TASK ITEM |
What you return should be the lines of the data containing "icon", each in full.

Stored dataset items:
--- START ---

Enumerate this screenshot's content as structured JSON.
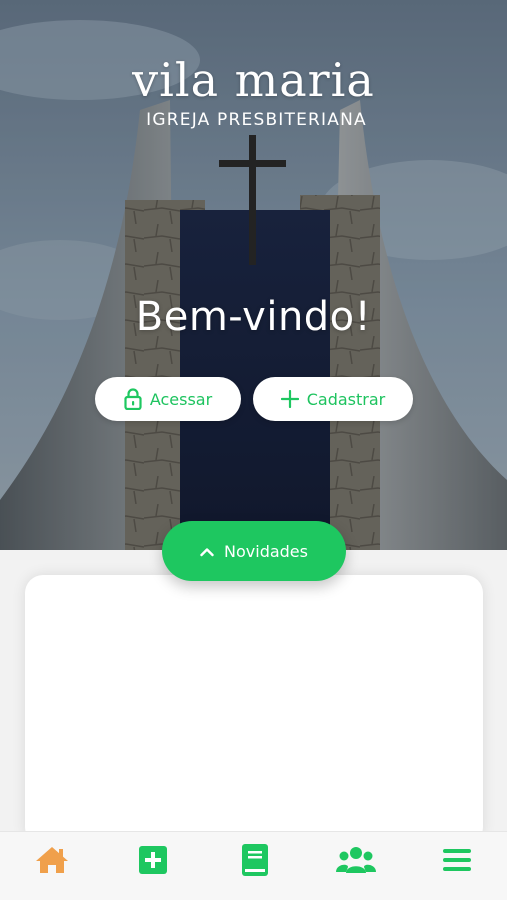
{
  "brand": {
    "title": "vila maria",
    "subtitle": "IGREJA PRESBITERIANA"
  },
  "hero": {
    "welcome": "Bem-vindo!"
  },
  "actions": {
    "login_label": "Acessar",
    "register_label": "Cadastrar"
  },
  "news": {
    "toggle_label": "Novidades"
  },
  "bottom_nav": {
    "items": [
      {
        "icon": "home-icon",
        "color": "#f0a04b",
        "active": true
      },
      {
        "icon": "plus-square-icon",
        "color": "#1ec760"
      },
      {
        "icon": "book-icon",
        "color": "#1ec760"
      },
      {
        "icon": "users-icon",
        "color": "#1ec760"
      },
      {
        "icon": "menu-icon",
        "color": "#1ec760"
      }
    ]
  },
  "colors": {
    "accent": "#1ec760",
    "home_active": "#f0a04b",
    "text_on_dark": "#ffffff"
  }
}
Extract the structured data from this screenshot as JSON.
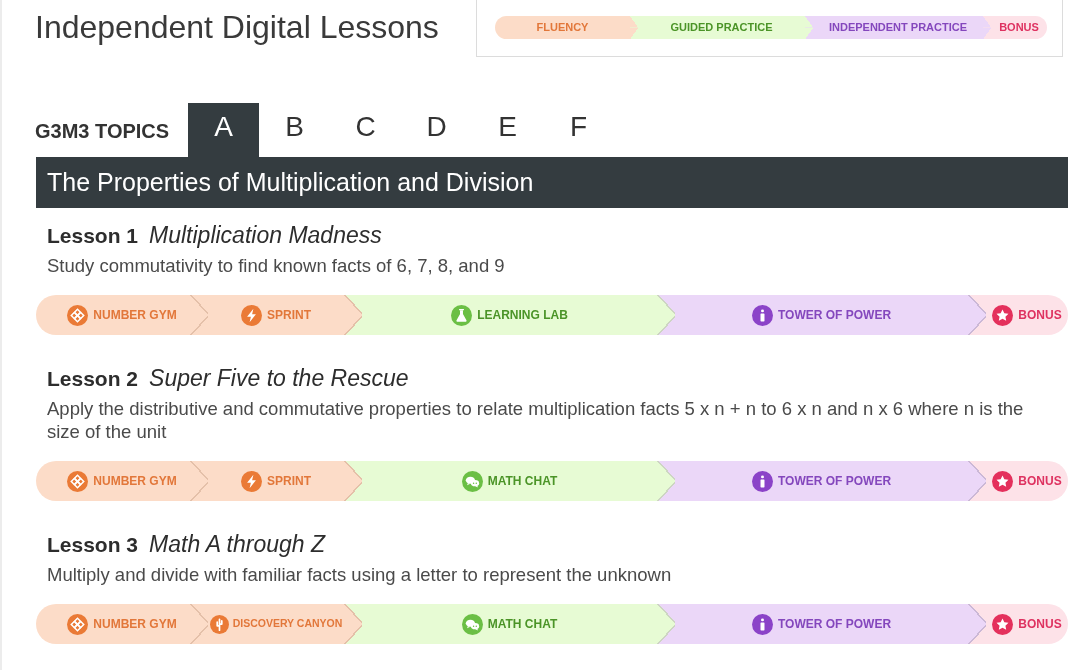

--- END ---

YOUR SOLUTION |
        "icon": "home-icon",
        "icon": "plus-square-icon",
        "icon": "book-icon",
        "icon": "users-icon",
        "icon": "menu-icon",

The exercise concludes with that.